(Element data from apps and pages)
|---|

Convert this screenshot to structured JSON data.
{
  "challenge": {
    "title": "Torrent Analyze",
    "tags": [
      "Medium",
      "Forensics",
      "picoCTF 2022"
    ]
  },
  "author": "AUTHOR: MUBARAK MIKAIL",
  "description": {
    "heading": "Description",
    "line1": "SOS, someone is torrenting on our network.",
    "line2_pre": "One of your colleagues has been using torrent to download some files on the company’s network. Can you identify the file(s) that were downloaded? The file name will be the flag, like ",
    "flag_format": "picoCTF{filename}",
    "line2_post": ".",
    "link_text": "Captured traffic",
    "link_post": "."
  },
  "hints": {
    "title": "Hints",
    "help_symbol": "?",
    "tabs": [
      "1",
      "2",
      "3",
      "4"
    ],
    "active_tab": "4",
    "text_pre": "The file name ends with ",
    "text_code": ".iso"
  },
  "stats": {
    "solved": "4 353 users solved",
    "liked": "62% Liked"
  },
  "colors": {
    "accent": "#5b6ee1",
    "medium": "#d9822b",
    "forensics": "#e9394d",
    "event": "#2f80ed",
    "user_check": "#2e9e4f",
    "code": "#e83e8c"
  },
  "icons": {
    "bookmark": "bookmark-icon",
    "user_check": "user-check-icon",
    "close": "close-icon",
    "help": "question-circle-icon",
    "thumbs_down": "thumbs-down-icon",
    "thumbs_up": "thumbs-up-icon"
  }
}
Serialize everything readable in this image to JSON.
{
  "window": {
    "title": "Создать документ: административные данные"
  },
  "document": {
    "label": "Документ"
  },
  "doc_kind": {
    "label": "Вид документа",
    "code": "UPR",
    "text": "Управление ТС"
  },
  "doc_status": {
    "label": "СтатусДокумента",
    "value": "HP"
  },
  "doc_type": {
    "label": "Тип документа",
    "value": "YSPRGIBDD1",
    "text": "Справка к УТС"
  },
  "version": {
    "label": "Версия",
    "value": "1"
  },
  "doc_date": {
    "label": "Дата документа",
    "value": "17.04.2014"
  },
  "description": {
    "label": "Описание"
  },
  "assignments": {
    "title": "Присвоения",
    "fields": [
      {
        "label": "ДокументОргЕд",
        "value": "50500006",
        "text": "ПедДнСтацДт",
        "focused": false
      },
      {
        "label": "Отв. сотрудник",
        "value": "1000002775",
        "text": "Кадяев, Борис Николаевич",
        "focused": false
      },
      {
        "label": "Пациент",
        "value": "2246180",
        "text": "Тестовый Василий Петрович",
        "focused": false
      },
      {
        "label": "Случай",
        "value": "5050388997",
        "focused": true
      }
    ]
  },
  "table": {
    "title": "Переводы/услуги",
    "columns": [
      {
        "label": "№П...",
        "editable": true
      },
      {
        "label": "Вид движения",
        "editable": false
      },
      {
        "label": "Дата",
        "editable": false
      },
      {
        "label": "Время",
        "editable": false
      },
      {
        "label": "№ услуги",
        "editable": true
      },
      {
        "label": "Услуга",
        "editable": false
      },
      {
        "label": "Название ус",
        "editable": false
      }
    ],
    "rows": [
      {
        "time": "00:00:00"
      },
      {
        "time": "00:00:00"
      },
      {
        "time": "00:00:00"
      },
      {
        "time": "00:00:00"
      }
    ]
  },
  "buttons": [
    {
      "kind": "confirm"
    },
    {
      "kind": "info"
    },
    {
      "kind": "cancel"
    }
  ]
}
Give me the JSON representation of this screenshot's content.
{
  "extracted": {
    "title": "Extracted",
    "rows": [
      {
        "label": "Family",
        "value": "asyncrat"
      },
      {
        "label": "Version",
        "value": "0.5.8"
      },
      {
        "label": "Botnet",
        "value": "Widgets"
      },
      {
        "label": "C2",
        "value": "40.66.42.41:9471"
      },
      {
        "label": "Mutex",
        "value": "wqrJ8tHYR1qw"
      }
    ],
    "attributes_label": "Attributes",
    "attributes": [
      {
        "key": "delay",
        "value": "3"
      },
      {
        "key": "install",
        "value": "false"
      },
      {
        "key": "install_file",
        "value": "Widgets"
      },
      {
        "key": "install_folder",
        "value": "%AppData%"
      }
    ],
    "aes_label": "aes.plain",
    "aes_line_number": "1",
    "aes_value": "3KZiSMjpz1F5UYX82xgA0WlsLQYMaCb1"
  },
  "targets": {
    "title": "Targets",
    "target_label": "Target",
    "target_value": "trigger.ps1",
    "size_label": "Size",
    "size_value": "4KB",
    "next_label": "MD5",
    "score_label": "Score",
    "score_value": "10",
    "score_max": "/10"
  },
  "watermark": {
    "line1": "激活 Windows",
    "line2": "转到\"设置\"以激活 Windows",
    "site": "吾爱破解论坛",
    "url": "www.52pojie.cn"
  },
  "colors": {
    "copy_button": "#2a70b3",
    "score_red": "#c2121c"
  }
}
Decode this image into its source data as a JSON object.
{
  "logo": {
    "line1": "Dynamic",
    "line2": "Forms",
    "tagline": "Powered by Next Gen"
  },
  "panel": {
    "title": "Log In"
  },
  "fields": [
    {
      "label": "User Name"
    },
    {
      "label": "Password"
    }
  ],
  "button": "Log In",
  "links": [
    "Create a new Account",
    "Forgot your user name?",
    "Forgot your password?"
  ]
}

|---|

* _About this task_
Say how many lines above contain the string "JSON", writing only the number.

* _Task answer_
4